▸ **The problem**: Would you filter the listing below so that only lines with the word "Рваный" remain?

*** Extracted material

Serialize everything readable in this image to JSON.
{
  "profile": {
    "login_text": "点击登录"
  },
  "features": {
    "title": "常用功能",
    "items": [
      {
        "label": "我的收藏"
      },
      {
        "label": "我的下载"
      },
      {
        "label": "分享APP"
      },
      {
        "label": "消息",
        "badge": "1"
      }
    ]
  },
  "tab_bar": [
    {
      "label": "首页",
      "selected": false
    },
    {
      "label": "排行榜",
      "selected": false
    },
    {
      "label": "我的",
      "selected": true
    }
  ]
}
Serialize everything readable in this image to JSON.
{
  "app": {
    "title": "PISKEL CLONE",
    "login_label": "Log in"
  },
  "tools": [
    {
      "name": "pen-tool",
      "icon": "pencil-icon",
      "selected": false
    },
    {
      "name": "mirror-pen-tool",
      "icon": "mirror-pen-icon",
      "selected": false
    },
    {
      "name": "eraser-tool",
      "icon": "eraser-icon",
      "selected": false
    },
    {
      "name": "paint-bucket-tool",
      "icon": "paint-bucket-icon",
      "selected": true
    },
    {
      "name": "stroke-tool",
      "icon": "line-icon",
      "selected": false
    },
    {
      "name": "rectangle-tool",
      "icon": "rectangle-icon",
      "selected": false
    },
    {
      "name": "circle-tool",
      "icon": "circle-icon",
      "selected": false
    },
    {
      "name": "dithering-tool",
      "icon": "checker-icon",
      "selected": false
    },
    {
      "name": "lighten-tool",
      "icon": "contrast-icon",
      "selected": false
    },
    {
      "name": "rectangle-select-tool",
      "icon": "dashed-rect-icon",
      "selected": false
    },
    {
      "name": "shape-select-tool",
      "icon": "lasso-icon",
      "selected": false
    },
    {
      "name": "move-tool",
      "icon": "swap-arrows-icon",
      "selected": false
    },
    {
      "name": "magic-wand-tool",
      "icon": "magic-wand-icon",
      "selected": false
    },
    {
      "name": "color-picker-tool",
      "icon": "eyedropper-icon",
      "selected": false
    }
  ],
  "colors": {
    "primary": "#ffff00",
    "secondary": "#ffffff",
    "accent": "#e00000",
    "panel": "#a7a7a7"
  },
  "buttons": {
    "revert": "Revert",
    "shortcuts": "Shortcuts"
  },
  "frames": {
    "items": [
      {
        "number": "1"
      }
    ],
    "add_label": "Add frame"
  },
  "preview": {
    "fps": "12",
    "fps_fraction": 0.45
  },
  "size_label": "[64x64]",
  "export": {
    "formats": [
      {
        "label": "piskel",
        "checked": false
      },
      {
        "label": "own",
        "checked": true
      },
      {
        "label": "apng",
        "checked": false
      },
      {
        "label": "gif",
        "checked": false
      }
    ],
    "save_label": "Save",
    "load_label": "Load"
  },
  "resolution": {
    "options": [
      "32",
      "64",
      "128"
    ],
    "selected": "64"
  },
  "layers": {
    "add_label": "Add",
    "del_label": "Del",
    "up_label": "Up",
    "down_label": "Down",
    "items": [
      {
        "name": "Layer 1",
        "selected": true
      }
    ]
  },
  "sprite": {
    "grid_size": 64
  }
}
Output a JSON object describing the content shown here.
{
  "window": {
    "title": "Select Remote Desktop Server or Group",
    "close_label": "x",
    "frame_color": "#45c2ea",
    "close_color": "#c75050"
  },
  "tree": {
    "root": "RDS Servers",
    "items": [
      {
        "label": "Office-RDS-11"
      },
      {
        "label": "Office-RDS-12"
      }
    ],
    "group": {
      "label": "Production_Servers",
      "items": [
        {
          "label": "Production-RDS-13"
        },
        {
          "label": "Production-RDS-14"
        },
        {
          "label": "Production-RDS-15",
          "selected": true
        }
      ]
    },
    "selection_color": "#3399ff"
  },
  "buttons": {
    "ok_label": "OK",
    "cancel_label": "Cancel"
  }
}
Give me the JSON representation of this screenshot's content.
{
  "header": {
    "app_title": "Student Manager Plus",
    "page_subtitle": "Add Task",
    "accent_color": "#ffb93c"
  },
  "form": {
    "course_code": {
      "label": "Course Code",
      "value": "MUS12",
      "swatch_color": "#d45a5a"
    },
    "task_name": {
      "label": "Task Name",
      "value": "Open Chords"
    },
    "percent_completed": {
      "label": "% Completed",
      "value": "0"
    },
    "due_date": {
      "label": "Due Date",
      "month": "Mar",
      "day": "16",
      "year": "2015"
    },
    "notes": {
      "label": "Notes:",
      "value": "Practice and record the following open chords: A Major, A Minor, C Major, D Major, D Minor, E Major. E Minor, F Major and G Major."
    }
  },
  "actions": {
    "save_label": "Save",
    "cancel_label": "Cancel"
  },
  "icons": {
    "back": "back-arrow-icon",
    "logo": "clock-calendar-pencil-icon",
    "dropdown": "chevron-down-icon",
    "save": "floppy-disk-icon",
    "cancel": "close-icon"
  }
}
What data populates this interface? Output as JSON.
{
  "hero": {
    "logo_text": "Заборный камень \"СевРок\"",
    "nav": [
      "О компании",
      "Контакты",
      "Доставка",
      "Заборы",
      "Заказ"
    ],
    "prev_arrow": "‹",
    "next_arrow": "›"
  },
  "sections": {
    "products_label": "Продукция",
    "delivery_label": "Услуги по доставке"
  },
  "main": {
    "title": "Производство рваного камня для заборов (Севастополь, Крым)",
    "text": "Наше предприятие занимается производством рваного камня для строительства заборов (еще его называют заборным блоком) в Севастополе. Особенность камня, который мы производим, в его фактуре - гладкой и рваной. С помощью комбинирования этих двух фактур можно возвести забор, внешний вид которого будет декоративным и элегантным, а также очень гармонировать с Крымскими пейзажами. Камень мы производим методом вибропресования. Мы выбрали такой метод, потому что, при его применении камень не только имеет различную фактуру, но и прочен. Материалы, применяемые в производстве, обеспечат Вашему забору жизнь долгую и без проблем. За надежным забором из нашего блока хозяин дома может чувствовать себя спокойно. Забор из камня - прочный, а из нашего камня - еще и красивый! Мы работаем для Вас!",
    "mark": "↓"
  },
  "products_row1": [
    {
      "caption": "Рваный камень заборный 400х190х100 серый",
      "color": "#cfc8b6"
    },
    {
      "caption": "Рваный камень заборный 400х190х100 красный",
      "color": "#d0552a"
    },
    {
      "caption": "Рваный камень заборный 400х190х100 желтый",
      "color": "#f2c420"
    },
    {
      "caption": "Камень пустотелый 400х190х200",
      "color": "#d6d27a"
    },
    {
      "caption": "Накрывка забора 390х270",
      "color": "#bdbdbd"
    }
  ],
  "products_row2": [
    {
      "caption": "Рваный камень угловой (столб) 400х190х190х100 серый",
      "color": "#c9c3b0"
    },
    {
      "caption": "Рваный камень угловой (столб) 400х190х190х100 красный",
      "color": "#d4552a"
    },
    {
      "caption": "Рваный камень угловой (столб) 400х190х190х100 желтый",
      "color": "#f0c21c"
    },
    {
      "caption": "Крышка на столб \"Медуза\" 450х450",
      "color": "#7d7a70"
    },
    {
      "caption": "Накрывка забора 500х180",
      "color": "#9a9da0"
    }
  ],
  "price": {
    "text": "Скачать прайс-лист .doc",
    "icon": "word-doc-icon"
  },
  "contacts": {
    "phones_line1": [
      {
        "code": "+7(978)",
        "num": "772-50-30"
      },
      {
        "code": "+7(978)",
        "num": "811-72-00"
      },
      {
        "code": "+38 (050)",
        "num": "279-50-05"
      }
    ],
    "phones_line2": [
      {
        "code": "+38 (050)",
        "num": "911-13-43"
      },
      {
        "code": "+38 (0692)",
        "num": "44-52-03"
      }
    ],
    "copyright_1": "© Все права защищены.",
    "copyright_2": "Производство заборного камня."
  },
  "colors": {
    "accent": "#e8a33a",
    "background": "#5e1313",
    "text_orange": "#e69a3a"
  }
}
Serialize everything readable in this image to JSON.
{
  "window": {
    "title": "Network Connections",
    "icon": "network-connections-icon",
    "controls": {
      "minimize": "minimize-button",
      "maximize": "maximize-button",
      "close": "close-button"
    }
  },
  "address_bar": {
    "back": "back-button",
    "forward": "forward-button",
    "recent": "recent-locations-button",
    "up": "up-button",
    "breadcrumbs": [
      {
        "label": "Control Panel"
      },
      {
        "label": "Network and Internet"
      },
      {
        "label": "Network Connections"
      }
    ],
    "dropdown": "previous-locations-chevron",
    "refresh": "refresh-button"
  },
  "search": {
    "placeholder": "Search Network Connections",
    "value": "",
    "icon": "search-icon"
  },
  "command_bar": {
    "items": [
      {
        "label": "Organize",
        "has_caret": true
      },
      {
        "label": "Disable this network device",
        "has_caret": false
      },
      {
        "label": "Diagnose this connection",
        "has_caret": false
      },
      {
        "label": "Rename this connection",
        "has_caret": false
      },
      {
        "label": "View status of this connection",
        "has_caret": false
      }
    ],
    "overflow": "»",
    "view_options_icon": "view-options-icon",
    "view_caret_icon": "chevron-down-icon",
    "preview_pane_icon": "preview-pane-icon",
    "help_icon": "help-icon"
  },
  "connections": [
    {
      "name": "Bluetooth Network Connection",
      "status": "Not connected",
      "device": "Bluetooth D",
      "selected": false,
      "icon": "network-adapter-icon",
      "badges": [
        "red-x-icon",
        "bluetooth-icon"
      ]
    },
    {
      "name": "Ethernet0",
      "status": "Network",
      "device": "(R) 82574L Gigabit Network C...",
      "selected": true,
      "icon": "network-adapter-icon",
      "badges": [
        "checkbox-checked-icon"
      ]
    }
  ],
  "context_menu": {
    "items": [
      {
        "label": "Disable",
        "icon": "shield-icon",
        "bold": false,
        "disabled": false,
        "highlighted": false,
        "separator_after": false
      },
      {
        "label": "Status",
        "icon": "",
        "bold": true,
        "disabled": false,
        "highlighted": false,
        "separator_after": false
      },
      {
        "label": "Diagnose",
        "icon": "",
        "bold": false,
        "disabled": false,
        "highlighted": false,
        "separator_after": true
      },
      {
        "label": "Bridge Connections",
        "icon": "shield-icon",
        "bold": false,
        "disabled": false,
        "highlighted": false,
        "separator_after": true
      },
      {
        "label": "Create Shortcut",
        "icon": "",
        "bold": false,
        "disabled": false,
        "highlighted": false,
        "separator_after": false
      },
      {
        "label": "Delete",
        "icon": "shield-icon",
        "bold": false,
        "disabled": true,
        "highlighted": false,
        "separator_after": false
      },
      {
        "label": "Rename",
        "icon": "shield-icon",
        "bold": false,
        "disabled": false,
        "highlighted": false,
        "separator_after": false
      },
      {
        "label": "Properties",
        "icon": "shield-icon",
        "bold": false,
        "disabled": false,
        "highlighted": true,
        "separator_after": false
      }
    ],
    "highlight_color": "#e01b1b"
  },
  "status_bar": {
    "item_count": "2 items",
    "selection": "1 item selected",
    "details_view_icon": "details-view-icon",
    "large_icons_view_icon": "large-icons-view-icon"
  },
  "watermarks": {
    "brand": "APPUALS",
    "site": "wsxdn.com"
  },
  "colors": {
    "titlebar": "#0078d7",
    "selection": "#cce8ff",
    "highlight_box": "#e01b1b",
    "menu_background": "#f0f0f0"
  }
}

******

▸ **Solution to this problem**:
      "caption": "Рваный камень заборный 400х190х100 серый",
      "caption": "Рваный камень заборный 400х190х100 красный",
      "caption": "Рваный камень заборный 400х190х100 желтый",
      "caption": "Рваный камень угловой (столб) 400х190х190х100 серый",
      "caption": "Рваный камень угловой (столб) 400х190х190х100 красный",
      "caption": "Рваный камень угловой (столб) 400х190х190х100 желтый",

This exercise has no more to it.